Citing PatentFiling datePublication dateApplicantTitle
US5328710 *Apr 5, 1993Jul 12, 1994The Coca-Cola CompanyContaining lecithin, pectin, xanthan or locust bean gums, and a specified upper limit of lactose content; sheen, taste
US6060099 *Feb 3, 1999May 9, 2000Ito; SadaharuMethod of making soft ice cream on a commercial scale
US6365218Feb 4, 2000Apr 2, 2002Abbott LaboratoriesXanthan gum hydrocolloid
US6511694Apr 6, 2001Jan 28, 2003The Pillsbury CompanyHaving a sweetener composition of sucrose and maltose in given ratios; dairy or nondairy; can withstand normal temperature fluctuations during frozen storage without extensive formation of large ice crystals
US6589576Oct 24, 2001Jul 8, 2003Abbott LaboratoriesIncludes xanthan gum which improves tolerance (e.g. less gastrointestinal symptoms such as emesis, stool patterns and gas)
Classifications
U.S. Classification426/565, 426/567, 426/583, 426/804
International ClassificationA23G9/28, A23G9/04, A23G9/32, A23G9/40
Cooperative ClassificationY10S426/804, A23G9/40, A23G9/04, A23G9/28, A23G9/32

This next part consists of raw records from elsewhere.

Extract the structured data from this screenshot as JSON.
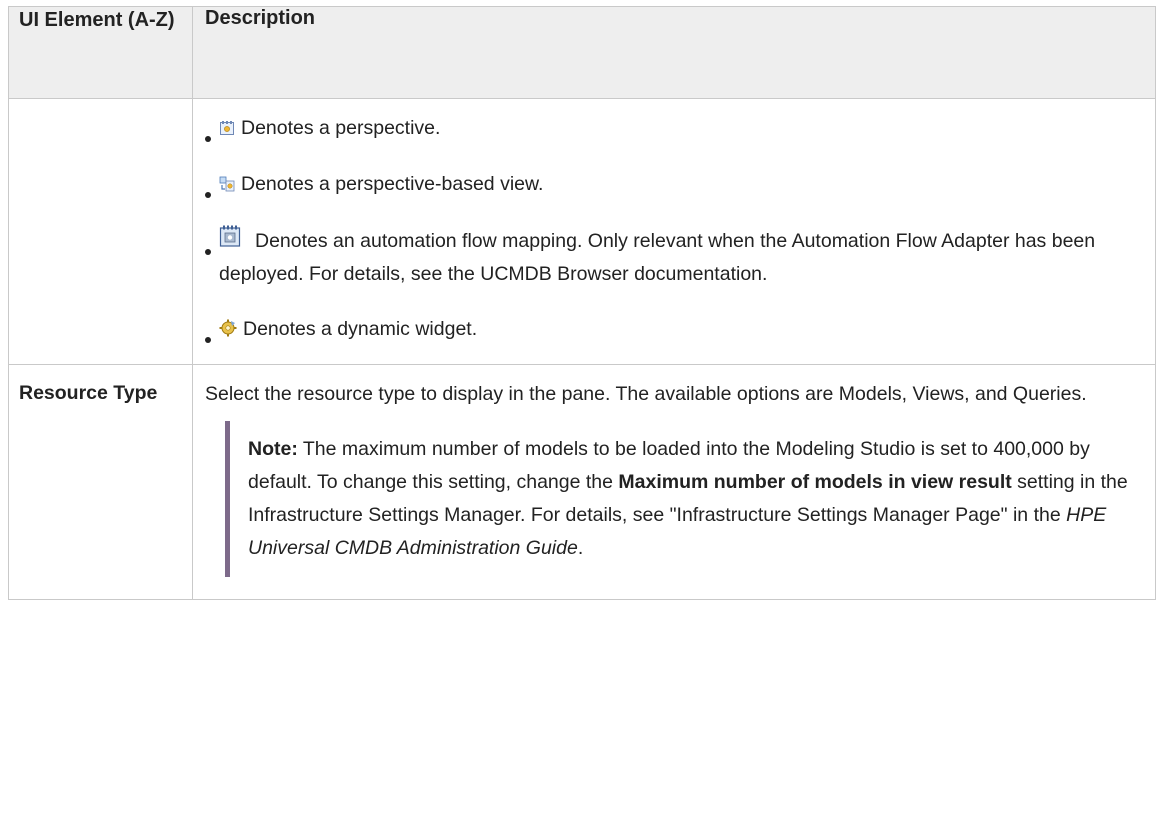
{
  "table": {
    "headers": {
      "element": "UI Element (A-Z)",
      "description": "Description"
    },
    "icon_rows": {
      "items": [
        {
          "icon": "perspective-icon",
          "text": "Denotes a perspective."
        },
        {
          "icon": "perspective-based-view-icon",
          "text": "Denotes a perspective-based view."
        },
        {
          "icon": "automation-flow-mapping-icon",
          "text": "Denotes an automation flow mapping. Only relevant when the Automation Flow Adapter has been deployed. For details, see the UCMDB Browser documentation."
        },
        {
          "icon": "dynamic-widget-icon",
          "text": "Denotes a dynamic widget."
        }
      ]
    },
    "resource_type": {
      "element": "Resource Type",
      "description": "Select the resource type to display in the pane. The available options are Models, Views, and Queries.",
      "note": {
        "label": "Note:",
        "text1": " The maximum number of models to be loaded into the Modeling Studio is set to 400,000 by default. To change this setting, change the ",
        "bold_setting": "Maximum number of models in view result",
        "text2": " setting in the Infrastructure Settings Manager. For details, see \"Infrastructure Settings Manager Page\" in the ",
        "guide": "HPE Universal CMDB Administration Guide",
        "end": "."
      }
    }
  },
  "colors": {
    "header_bg": "#eeeeee",
    "border": "#c9c9c9",
    "note_bar": "#7d6a8a"
  }
}
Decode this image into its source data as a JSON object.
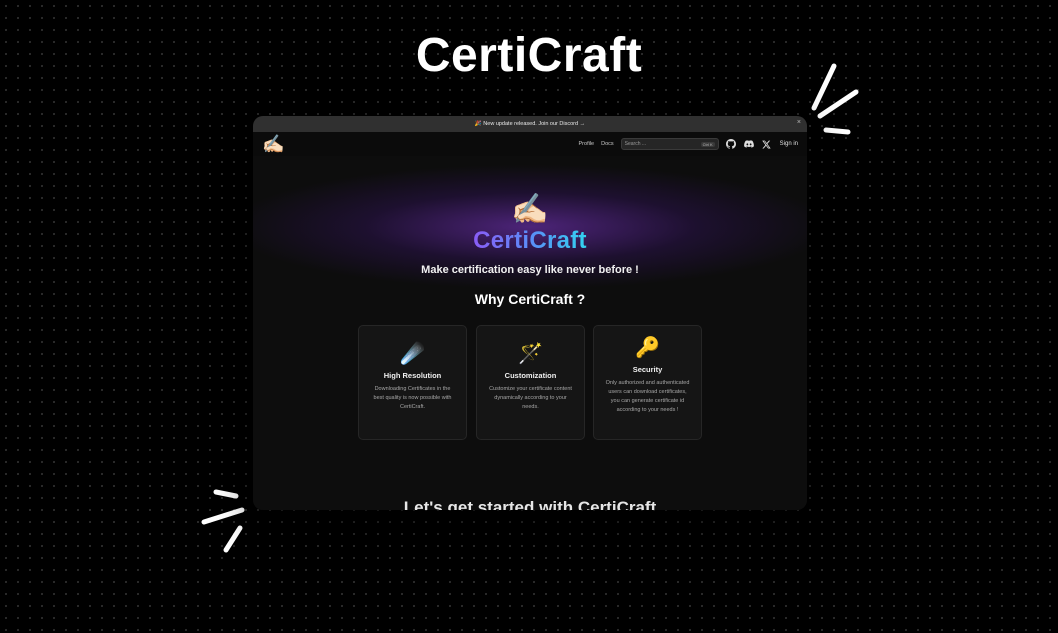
{
  "hero": {
    "title": "CertiCraft"
  },
  "banner": {
    "text": "🎉 New update released. Join our Discord →",
    "close_icon": "×"
  },
  "nav": {
    "logo_emoji": "✍🏻",
    "links": [
      "Profile",
      "Docs"
    ],
    "search_placeholder": "Search ...",
    "search_shortcut": "Ctrl K",
    "icons": [
      "github-icon",
      "discord-icon",
      "x-icon"
    ],
    "sign_in": "Sign in"
  },
  "main": {
    "brand_emoji": "✍🏻",
    "brand_name": "CertiCraft",
    "tagline": "Make certification easy like never before !",
    "why_title": "Why CertiCraft ?",
    "features": [
      {
        "emoji": "☄️",
        "title": "High Resolution",
        "desc": "Downloading Certificates in the best quality is now possible with CertiCraft."
      },
      {
        "emoji": "🪄",
        "title": "Customization",
        "desc": "Customize your certificate content dynamically according to your needs."
      },
      {
        "emoji": "🔑",
        "title": "Security",
        "desc": "Only authorized and authenticated users can download certificates, you can generate certificate id according to your needs !"
      }
    ],
    "cta_heading": "Let's get started with CertiCraft"
  },
  "colors": {
    "background": "#000000",
    "window": "#0d0d0d",
    "accent_gradient": [
      "#8a5cf6",
      "#5b8df7",
      "#32d3f0"
    ],
    "glow": "#58288c"
  }
}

European ClassificationA23G9/40, A23G9/28, A23G9/04, A23G9/32
Legal Events
DateCodeEventDescription
Dec 20, 2005FPExpired due to failure to pay maintenance fee
Effective date: 20051026
Oct 26, 2005LAPSLapse for failure to pay maintenance fees
May 12, 2005REMIMaintenance fee reminder mailed
Apr 12, 2001FPAYFee payment
Year of fee payment: 8
Apr 28, 1997FPAYFee payment
Year of fee payment: 4
May 14, 1992ASAssignment
Owner name: COCA-COLA COMPANY, THE, GEORGIA
Free format text: ASSIGNMENT OF ASSIGNORS INTEREST.;ASSIGNORS:MALONE, MICHAEL J.;SAGE, JOYCE G.;REEL/FRAME:006129/0958
Effective date: 19920513